● BRIEF
Starting at the top line and ending at the bottom one, repeat the entries exactly and drop every picture.

* * * * * * * * *

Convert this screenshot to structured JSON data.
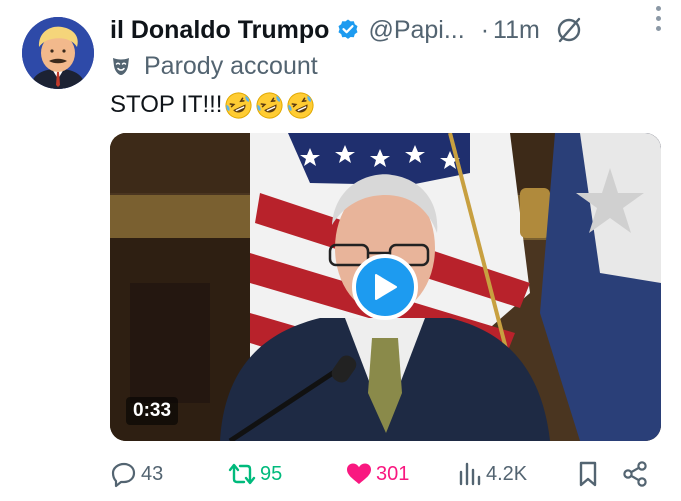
{
  "post": {
    "display_name": "il Donaldo Trumpo",
    "handle": "@Papi...",
    "separator": "·",
    "time": "11m",
    "parody_label": "Parody account",
    "text": "STOP IT!!!",
    "emojis": [
      "rolling-on-floor-laughing",
      "rolling-on-floor-laughing",
      "rolling-on-floor-laughing"
    ],
    "video_duration": "0:33"
  },
  "actions": {
    "replies": "43",
    "reposts": "95",
    "likes": "301",
    "views": "4.2K"
  },
  "colors": {
    "verified": "#1d9bf0",
    "repost": "#00ba7c",
    "like": "#f91880",
    "secondary_text": "#536471",
    "play_button": "#1d9bf0"
  },
  "icons": [
    "verified-badge-icon",
    "muted-icon",
    "more-options-icon",
    "parody-mask-icon",
    "play-icon",
    "reply-icon",
    "repost-icon",
    "like-icon",
    "views-icon",
    "bookmark-icon",
    "share-icon"
  ]
}
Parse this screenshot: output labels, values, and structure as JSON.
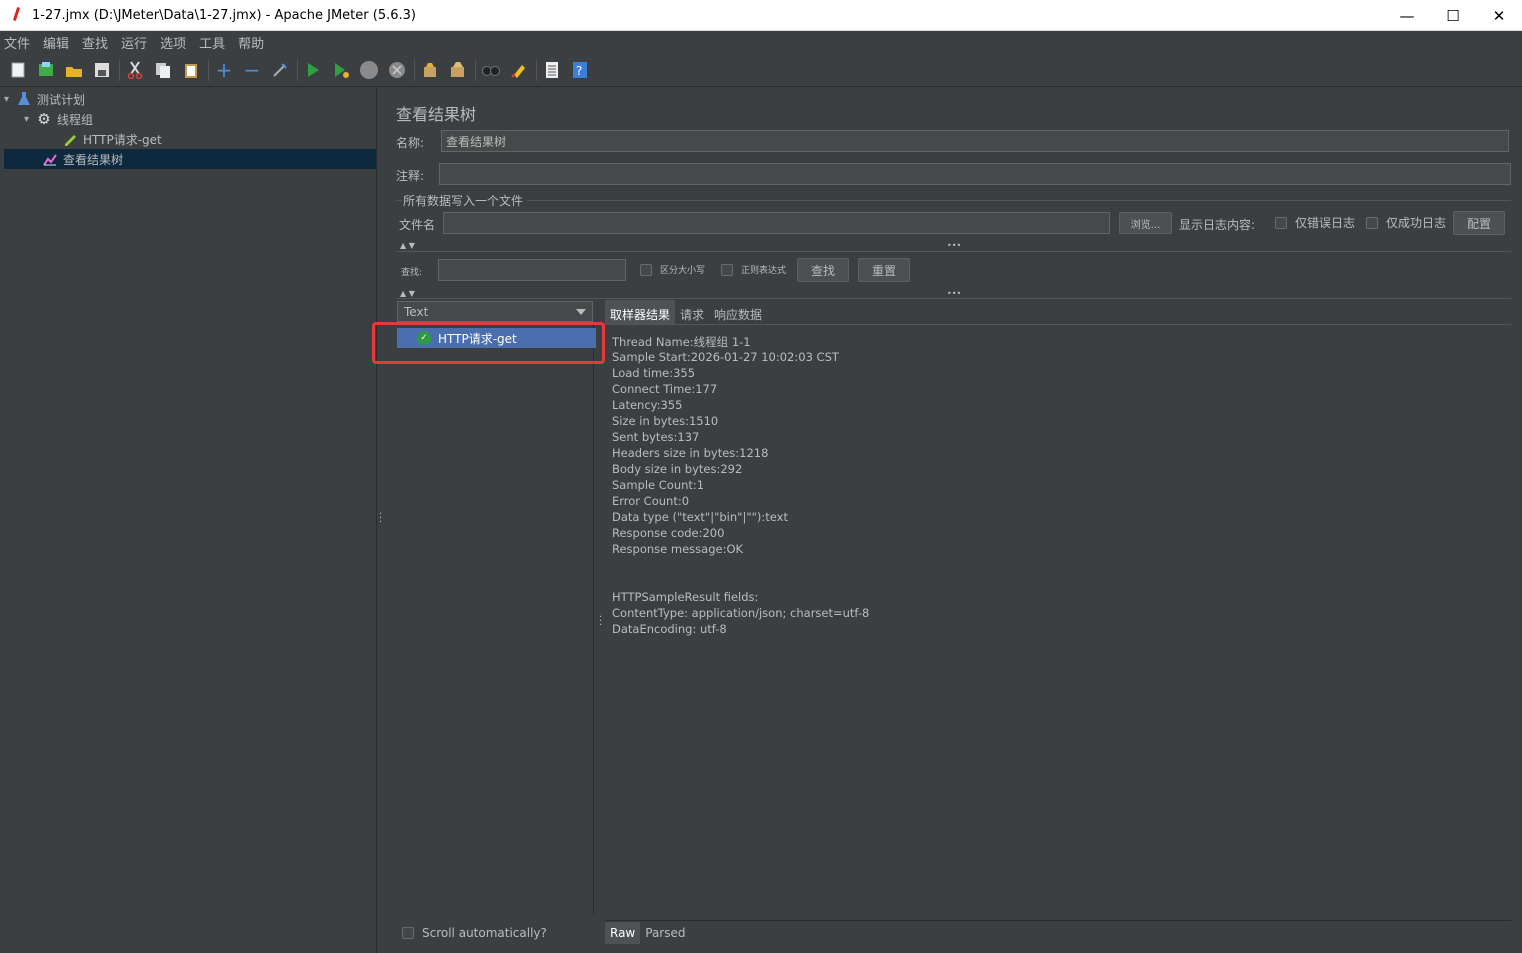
{
  "window": {
    "title": "1-27.jmx (D:\\JMeter\\Data\\1-27.jmx) - Apache JMeter (5.6.3)",
    "minimize": "—",
    "maximize": "☐",
    "close": "✕"
  },
  "menu": [
    "文件",
    "编辑",
    "查找",
    "运行",
    "选项",
    "工具",
    "帮助"
  ],
  "toolbar_icons": [
    "new-icon",
    "templates-icon",
    "open-icon",
    "save-icon",
    "cut-icon",
    "copy-icon",
    "paste-icon",
    "expand-icon",
    "collapse-icon",
    "toggle-icon",
    "start-icon",
    "start-no-pause-icon",
    "stop-icon",
    "shutdown-icon",
    "clear-icon",
    "clear-all-icon",
    "search-icon",
    "reset-search-icon",
    "function-helper-icon",
    "help-icon"
  ],
  "tree": {
    "test_plan": "测试计划",
    "thread_group": "线程组",
    "http_request": "HTTP请求-get",
    "view_results_tree": "查看结果树"
  },
  "panel": {
    "title": "查看结果树",
    "name_label": "名称:",
    "name_value": "查看结果树",
    "comment_label": "注释:",
    "comment_value": "",
    "file_section_title": "所有数据写入一个文件",
    "filename_label": "文件名",
    "filename_value": "",
    "browse_button": "浏览...",
    "log_display_label": "显示日志内容:",
    "errors_only": "仅错误日志",
    "success_only": "仅成功日志",
    "configure_button": "配置"
  },
  "search": {
    "label": "查找:",
    "value": "",
    "case_sensitive": "区分大小写",
    "regex": "正则表达式",
    "find_button": "查找",
    "reset_button": "重置"
  },
  "results": {
    "renderer": "Text",
    "items": [
      "HTTP请求-get"
    ],
    "scroll_auto": "Scroll automatically?"
  },
  "tabs": [
    "取样器结果",
    "请求",
    "响应数据"
  ],
  "sampler_result": [
    "Thread Name:线程组 1-1",
    "Sample Start:2026-01-27 10:02:03 CST",
    "Load time:355",
    "Connect Time:177",
    "Latency:355",
    "Size in bytes:1510",
    "Sent bytes:137",
    "Headers size in bytes:1218",
    "Body size in bytes:292",
    "Sample Count:1",
    "Error Count:0",
    "Data type (\"text\"|\"bin\"|\"\"):text",
    "Response code:200",
    "Response message:OK",
    "",
    "",
    "HTTPSampleResult fields:",
    "ContentType: application/json; charset=utf-8",
    "DataEncoding: utf-8"
  ],
  "bottom_tabs": [
    "Raw",
    "Parsed"
  ],
  "colors": {
    "background": "#3c3f41",
    "selection": "#4b6eaf",
    "tree_selection": "#0d293e",
    "highlight": "#e03c3c",
    "success": "#2e9a43"
  }
}
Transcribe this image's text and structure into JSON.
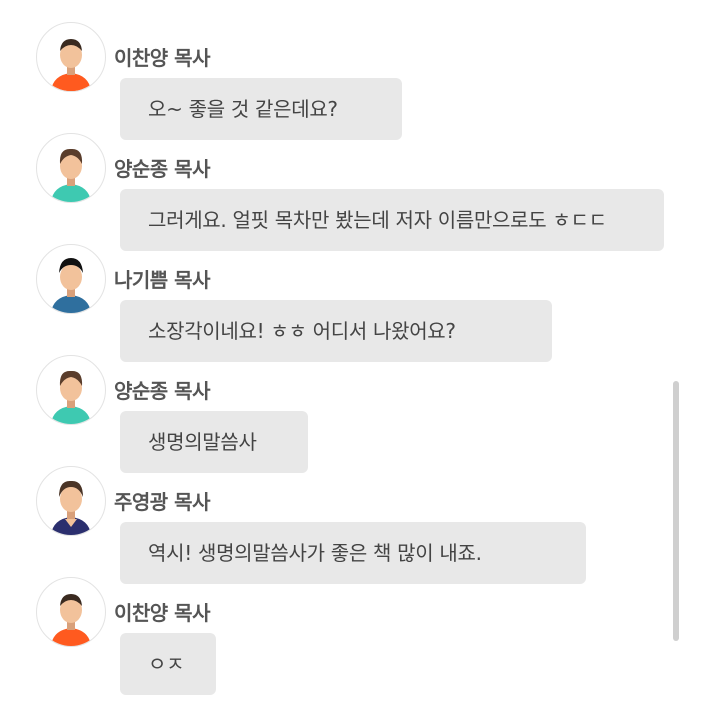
{
  "messages": [
    {
      "avatar": "man-orange-shirt-avatar",
      "name": "이찬양 목사",
      "text": "오~ 좋을 것 같은데요?"
    },
    {
      "avatar": "man-teal-shirt-avatar",
      "name": "양순종 목사",
      "text": "그러게요. 얼핏 목차만 봤는데 저자 이름만으로도 ㅎㄷㄷ"
    },
    {
      "avatar": "man-blue-shirt-avatar",
      "name": "나기쁨 목사",
      "text": "소장각이네요! ㅎㅎ 어디서 나왔어요?"
    },
    {
      "avatar": "man-teal-shirt-avatar",
      "name": "양순종 목사",
      "text": "생명의말씀사"
    },
    {
      "avatar": "man-navy-shirt-avatar",
      "name": "주영광 목사",
      "text": "역시! 생명의말씀사가 좋은 책 많이 내죠."
    },
    {
      "avatar": "man-orange-shirt-avatar",
      "name": "이찬양 목사",
      "text": "ㅇㅈ"
    }
  ],
  "colors": {
    "bubble": "#e8e8e8",
    "name_text": "#555555",
    "message_text": "#444444",
    "scrollbar": "#cfcfcf"
  }
}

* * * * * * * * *

● OUTPUT OF THE EXERCISE
Convert this screenshot to structured JSON data.
{
  "post": {
    "display_name": "il Donaldo Trumpo",
    "handle": "@Papi...",
    "separator": "·",
    "time": "11m",
    "parody_label": "Parody account",
    "text": "STOP IT!!!",
    "emojis": [
      "rolling-on-floor-laughing",
      "rolling-on-floor-laughing",
      "rolling-on-floor-laughing"
    ],
    "video_duration": "0:33"
  },
  "actions": {
    "replies": "43",
    "reposts": "95",
    "likes": "301",
    "views": "4.2K"
  },
  "colors": {
    "verified": "#1d9bf0",
    "repost": "#00ba7c",
    "like": "#f91880",
    "secondary_text": "#536471",
    "play_button": "#1d9bf0"
  },
  "icons": [
    "verified-badge-icon",
    "muted-icon",
    "more-options-icon",
    "parody-mask-icon",
    "play-icon",
    "reply-icon",
    "repost-icon",
    "like-icon",
    "views-icon",
    "bookmark-icon",
    "share-icon"
  ]
}
Parse this screenshot: output labels, values, and structure as JSON.
{
  "window": {
    "title": "1-27.jmx (D:\\JMeter\\Data\\1-27.jmx) - Apache JMeter (5.6.3)",
    "minimize": "—",
    "maximize": "☐",
    "close": "✕"
  },
  "menu": [
    "文件",
    "编辑",
    "查找",
    "运行",
    "选项",
    "工具",
    "帮助"
  ],
  "toolbar_icons": [
    "new-icon",
    "templates-icon",
    "open-icon",
    "save-icon",
    "cut-icon",
    "copy-icon",
    "paste-icon",
    "expand-icon",
    "collapse-icon",
    "toggle-icon",
    "start-icon",
    "start-no-pause-icon",
    "stop-icon",
    "shutdown-icon",
    "clear-icon",
    "clear-all-icon",
    "search-icon",
    "reset-search-icon",
    "function-helper-icon",
    "help-icon"
  ],
  "tree": {
    "test_plan": "测试计划",
    "thread_group": "线程组",
    "http_request": "HTTP请求-get",
    "view_results_tree": "查看结果树"
  },
  "panel": {
    "title": "查看结果树",
    "name_label": "名称:",
    "name_value": "查看结果树",
    "comment_label": "注释:",
    "comment_value": "",
    "file_section_title": "所有数据写入一个文件",
    "filename_label": "文件名",
    "filename_value": "",
    "browse_button": "浏览...",
    "log_display_label": "显示日志内容:",
    "errors_only": "仅错误日志",
    "success_only": "仅成功日志",
    "configure_button": "配置"
  },
  "search": {
    "label": "查找:",
    "value": "",
    "case_sensitive": "区分大小写",
    "regex": "正则表达式",
    "find_button": "查找",
    "reset_button": "重置"
  },
  "results": {
    "renderer": "Text",
    "items": [
      "HTTP请求-get"
    ],
    "scroll_auto": "Scroll automatically?"
  },
  "tabs": [
    "取样器结果",
    "请求",
    "响应数据"
  ],
  "sampler_result": [
    "Thread Name:线程组 1-1",
    "Sample Start:2026-01-27 10:02:03 CST",
    "Load time:355",
    "Connect Time:177",
    "Latency:355",
    "Size in bytes:1510",
    "Sent bytes:137",
    "Headers size in bytes:1218",
    "Body size in bytes:292",
    "Sample Count:1",
    "Error Count:0",
    "Data type (\"text\"|\"bin\"|\"\"):text",
    "Response code:200",
    "Response message:OK",
    "",
    "",
    "HTTPSampleResult fields:",
    "ContentType: application/json; charset=utf-8",
    "DataEncoding: utf-8"
  ],
  "bottom_tabs": [
    "Raw",
    "Parsed"
  ],
  "colors": {
    "background": "#3c3f41",
    "selection": "#4b6eaf",
    "tree_selection": "#0d293e",
    "highlight": "#e03c3c",
    "success": "#2e9a43"
  }
}
Transcribe this image's text and structure into JSON.
{
  "messages": [
    {
      "avatar": "man-orange-shirt-avatar",
      "name": "이찬양 목사",
      "text": "오~ 좋을 것 같은데요?"
    },
    {
      "avatar": "man-teal-shirt-avatar",
      "name": "양순종 목사",
      "text": "그러게요. 얼핏 목차만 봤는데 저자 이름만으로도 ㅎㄷㄷ"
    },
    {
      "avatar": "man-blue-shirt-avatar",
      "name": "나기쁨 목사",
      "text": "소장각이네요! ㅎㅎ 어디서 나왔어요?"
    },
    {
      "avatar": "man-teal-shirt-avatar",
      "name": "양순종 목사",
      "text": "생명의말씀사"
    },
    {
      "avatar": "man-navy-shirt-avatar",
      "name": "주영광 목사",
      "text": "역시! 생명의말씀사가 좋은 책 많이 내죠."
    },
    {
      "avatar": "man-orange-shirt-avatar",
      "name": "이찬양 목사",
      "text": "ㅇㅈ"
    }
  ],
  "colors": {
    "bubble": "#e8e8e8",
    "name_text": "#555555",
    "message_text": "#444444",
    "scrollbar": "#cfcfcf"
  }
}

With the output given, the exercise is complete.